The National Post (May 15, 2012) recently reported on scientific evidence showing that strength training with weights not only benefits the aging body but also the aging brain. There’s no doubt in my mind that exercise is the best form of investment for a rainy day as one gets older.
My father has always valued exercise as a form of protection. I remember questioning him when I was a kid about how he could possibly go for a workout prior to starting work each day. He owned and managed a restaurant business for over 55 years. It was a seven-day-a-week business and the hours were long. He had only one day off during the week. I can still remember his words: the restaurant business is very hard on the body, the dishes are heavy and there is a great deal of running around – greeting customers, clearing dishes, and picking up the phone.
My father felt that his regular visits to the downtown YMCA were critically important for maintaining his body and energy level for the type of physical work he did. His routine at the Y consisted of running the track for a least a mile, lifting weights for his upper and lower body, and swimming one-to-two miles in the pool. After his workout, he would to tell me: “I feel great. This membership is worth every cent and more”.
In addition to going to the Y, he also played tennis from spring to late fall outdoors. His tennis partner was a man in his early 60s. I remember my father taking a broom with him to the neighbourhood tennis courts to sweep off leaves or rain water. Now reflecting back, I truly admire the man for his love for exercise.
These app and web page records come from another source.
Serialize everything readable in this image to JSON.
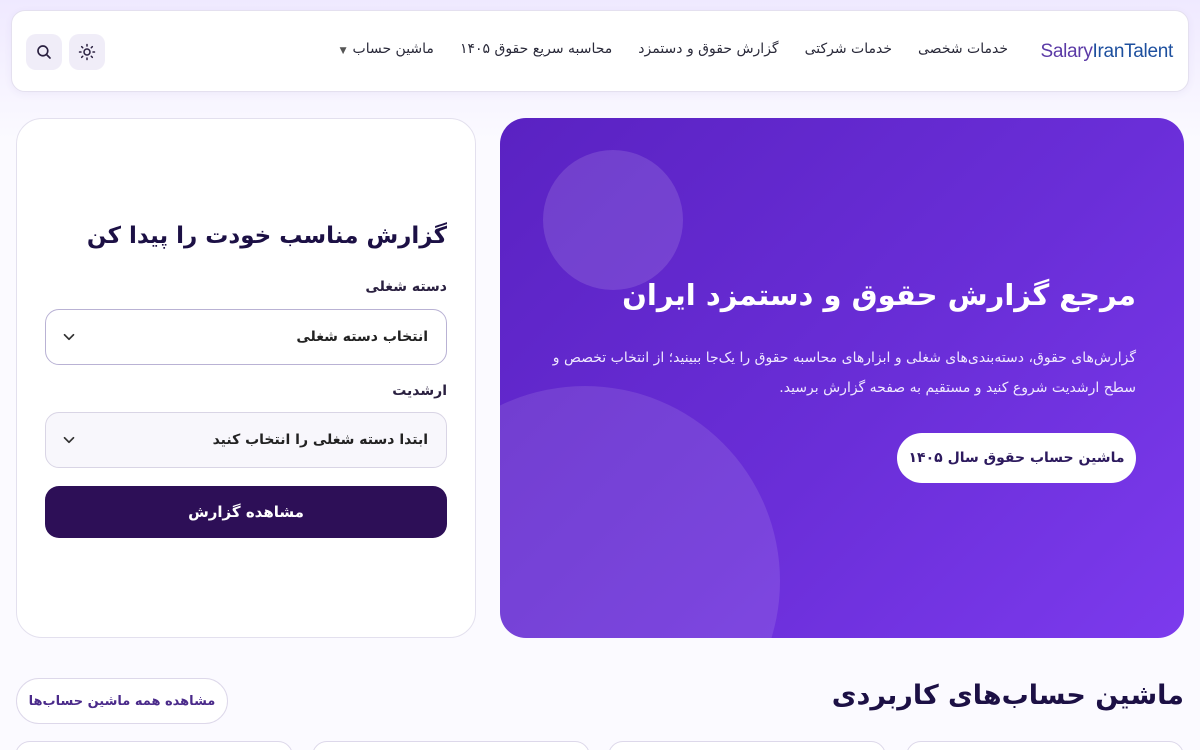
{
  "brand": {
    "part1": "Salary",
    "part2": "IranTalent"
  },
  "nav": {
    "items": [
      "خدمات شخصی",
      "خدمات شرکتی",
      "گزارش حقوق و دستمزد",
      "محاسبه سریع حقوق ۱۴۰۵"
    ],
    "dropdown": "ماشین حساب"
  },
  "icons": {
    "theme": "sun-icon",
    "search": "search-icon",
    "chevron": "chevron-down-icon"
  },
  "hero": {
    "title": "مرجع گزارش حقوق و دستمزد ایران",
    "description": "گزارش‌های حقوق، دسته‌بندی‌های شغلی و ابزارهای محاسبه حقوق را یک‌جا ببینید؛ از انتخاب تخصص و سطح ارشدیت شروع کنید و مستقیم به صفحه گزارش برسید.",
    "cta": "ماشین حساب حقوق سال ۱۴۰۵"
  },
  "finder": {
    "title": "گزارش مناسب خودت را پیدا کن",
    "category_label": "دسته شغلی",
    "category_value": "انتخاب دسته شغلی",
    "seniority_label": "ارشدیت",
    "seniority_value": "ابتدا دسته شغلی را انتخاب کنید",
    "submit": "مشاهده گزارش"
  },
  "calculators": {
    "title": "ماشین حساب‌های کاربردی",
    "view_all": "مشاهده همه ماشین حساب‌ها"
  },
  "colors": {
    "primary": "#5a22c2",
    "dark": "#2d0f57",
    "accent": "#7c3aed"
  }
}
And by default, all his time devoted to exercise may have actually saved his life.
Judy Chu is a Certified Kinesiologist at the Wagman Centre, Terraces of Baycrest.